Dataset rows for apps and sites
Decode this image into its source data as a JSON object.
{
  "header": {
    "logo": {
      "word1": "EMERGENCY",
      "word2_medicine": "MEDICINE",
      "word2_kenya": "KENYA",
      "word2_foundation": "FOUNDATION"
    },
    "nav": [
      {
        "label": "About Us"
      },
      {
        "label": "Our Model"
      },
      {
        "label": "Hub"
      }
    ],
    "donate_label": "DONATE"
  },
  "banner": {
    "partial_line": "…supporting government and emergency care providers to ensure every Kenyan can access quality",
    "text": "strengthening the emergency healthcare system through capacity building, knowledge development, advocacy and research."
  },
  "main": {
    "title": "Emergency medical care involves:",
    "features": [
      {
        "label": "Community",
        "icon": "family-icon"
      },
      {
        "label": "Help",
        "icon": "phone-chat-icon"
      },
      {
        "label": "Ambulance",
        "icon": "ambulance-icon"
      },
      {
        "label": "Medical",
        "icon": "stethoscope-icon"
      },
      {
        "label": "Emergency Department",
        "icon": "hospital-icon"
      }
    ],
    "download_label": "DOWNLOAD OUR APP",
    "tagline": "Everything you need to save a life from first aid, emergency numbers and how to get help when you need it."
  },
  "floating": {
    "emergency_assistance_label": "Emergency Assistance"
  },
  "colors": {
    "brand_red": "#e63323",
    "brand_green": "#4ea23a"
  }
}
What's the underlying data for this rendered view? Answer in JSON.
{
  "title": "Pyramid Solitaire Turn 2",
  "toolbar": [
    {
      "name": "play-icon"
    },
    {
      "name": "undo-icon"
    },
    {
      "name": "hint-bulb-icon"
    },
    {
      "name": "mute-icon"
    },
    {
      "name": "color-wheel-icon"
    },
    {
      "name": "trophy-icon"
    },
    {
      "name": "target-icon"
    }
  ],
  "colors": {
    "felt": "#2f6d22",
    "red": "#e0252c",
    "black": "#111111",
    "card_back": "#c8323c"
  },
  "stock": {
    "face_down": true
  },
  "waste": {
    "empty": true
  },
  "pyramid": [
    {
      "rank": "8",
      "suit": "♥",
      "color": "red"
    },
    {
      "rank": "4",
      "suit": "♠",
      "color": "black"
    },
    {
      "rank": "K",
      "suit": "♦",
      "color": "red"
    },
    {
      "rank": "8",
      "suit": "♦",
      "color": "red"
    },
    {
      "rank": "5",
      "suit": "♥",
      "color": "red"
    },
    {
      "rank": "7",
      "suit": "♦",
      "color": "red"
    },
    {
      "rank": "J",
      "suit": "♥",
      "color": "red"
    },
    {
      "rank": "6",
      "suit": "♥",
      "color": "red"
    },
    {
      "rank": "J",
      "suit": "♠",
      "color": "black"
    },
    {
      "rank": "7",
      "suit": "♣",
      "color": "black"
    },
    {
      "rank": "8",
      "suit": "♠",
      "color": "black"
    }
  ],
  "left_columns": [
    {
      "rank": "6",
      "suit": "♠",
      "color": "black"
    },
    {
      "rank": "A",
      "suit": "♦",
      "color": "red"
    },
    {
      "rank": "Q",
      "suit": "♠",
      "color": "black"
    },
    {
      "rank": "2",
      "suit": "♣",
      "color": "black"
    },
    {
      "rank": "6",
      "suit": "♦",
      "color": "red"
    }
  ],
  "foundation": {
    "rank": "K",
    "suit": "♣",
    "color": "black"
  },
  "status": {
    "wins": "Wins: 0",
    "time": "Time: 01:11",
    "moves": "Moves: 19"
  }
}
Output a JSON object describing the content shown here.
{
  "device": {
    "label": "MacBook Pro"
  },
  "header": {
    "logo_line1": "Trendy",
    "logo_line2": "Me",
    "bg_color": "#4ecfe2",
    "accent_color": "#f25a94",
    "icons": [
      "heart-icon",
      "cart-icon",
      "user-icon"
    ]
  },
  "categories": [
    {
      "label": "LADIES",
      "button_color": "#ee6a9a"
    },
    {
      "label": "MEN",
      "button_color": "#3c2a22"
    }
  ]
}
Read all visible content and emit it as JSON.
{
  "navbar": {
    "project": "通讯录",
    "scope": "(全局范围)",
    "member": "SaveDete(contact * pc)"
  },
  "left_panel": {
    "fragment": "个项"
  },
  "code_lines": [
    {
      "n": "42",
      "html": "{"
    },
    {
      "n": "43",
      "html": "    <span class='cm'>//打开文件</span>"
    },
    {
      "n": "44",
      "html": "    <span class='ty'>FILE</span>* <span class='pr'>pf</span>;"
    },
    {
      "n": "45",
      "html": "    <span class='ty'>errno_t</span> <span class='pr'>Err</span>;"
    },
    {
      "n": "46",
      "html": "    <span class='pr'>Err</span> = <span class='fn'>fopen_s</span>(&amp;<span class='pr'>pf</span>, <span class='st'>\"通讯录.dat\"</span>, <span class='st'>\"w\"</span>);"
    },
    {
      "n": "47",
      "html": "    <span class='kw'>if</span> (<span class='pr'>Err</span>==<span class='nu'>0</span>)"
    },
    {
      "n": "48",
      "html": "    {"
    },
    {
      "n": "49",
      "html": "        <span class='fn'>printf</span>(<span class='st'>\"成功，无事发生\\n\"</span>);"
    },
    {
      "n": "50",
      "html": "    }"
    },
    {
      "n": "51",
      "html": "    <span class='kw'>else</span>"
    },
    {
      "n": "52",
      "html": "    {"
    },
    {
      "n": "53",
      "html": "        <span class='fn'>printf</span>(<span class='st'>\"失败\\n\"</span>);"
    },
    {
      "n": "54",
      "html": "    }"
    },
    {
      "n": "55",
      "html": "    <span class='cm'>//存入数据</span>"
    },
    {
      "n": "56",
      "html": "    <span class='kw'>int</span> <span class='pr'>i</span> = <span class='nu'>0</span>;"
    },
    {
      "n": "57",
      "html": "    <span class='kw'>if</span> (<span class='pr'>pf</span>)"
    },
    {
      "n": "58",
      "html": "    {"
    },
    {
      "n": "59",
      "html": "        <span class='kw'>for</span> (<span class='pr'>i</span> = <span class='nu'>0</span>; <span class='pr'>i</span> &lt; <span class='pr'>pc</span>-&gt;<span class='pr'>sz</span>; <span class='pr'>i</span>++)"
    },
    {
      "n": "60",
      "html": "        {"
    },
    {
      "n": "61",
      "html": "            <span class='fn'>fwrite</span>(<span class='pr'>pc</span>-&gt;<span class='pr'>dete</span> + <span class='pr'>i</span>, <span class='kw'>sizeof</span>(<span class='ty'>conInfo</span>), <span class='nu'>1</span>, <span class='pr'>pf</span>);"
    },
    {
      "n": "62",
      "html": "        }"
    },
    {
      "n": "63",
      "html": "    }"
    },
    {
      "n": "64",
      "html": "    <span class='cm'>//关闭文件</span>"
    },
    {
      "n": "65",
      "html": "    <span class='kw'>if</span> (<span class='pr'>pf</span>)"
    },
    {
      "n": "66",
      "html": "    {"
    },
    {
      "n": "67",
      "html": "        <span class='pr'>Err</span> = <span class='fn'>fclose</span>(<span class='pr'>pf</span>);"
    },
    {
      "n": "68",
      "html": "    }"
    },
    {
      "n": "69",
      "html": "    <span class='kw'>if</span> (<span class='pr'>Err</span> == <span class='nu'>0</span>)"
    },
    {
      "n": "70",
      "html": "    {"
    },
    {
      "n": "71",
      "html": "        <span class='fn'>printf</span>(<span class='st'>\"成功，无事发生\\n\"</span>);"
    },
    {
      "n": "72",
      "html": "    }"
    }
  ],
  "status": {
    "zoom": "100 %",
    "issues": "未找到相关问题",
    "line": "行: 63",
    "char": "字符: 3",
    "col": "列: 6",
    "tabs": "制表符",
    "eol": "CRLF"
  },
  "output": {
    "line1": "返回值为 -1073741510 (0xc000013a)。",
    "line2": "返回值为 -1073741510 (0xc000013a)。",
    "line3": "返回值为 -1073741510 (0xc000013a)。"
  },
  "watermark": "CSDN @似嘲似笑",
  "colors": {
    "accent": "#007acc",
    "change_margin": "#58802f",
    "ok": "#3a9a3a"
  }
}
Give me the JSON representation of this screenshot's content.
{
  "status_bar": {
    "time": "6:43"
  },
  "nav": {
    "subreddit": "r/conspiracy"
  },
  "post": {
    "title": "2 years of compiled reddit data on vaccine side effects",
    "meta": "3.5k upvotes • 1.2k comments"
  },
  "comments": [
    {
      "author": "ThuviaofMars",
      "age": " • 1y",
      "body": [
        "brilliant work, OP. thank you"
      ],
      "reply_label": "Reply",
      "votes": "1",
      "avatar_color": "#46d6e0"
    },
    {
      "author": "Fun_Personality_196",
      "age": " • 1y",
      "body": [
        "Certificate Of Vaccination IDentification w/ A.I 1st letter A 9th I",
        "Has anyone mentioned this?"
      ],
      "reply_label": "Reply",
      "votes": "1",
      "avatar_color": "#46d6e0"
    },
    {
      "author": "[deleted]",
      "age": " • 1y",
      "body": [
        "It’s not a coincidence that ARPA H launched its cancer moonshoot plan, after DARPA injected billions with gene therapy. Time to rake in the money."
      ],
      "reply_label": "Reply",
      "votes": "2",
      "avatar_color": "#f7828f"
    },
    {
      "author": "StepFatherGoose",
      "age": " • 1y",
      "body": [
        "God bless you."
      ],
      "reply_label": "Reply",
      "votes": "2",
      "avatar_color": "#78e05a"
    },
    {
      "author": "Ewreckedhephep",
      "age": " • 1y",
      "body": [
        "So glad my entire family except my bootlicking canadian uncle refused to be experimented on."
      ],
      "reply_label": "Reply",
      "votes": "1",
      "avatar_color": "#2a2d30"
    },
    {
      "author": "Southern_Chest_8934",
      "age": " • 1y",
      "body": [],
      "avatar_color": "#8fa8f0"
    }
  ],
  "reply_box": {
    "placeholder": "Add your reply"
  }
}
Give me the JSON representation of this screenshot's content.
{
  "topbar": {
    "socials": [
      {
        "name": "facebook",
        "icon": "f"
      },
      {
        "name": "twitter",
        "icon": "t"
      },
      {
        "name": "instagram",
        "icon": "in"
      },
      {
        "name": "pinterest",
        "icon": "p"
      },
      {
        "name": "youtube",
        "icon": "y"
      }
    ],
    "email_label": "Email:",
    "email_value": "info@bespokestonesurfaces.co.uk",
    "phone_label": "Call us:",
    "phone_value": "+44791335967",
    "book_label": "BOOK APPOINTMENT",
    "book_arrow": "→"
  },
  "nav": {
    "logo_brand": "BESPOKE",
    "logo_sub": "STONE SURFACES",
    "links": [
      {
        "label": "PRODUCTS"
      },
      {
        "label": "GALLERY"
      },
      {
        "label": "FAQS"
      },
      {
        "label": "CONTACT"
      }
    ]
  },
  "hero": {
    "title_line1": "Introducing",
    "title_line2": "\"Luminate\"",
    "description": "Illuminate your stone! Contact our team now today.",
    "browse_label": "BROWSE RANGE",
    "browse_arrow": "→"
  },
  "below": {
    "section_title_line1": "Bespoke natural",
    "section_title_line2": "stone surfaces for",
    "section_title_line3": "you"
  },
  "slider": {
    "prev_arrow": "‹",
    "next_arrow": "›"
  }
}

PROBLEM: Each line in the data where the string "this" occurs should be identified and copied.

RESPONSE:
Decode this image into its source data as a JSON object.
What's the underlying data for this rendered view? Answer in JSON.
Give me the JSON representation of this screenshot's content.
        "Has anyone mentioned this?"
Give me the JSON representation of this screenshot's content.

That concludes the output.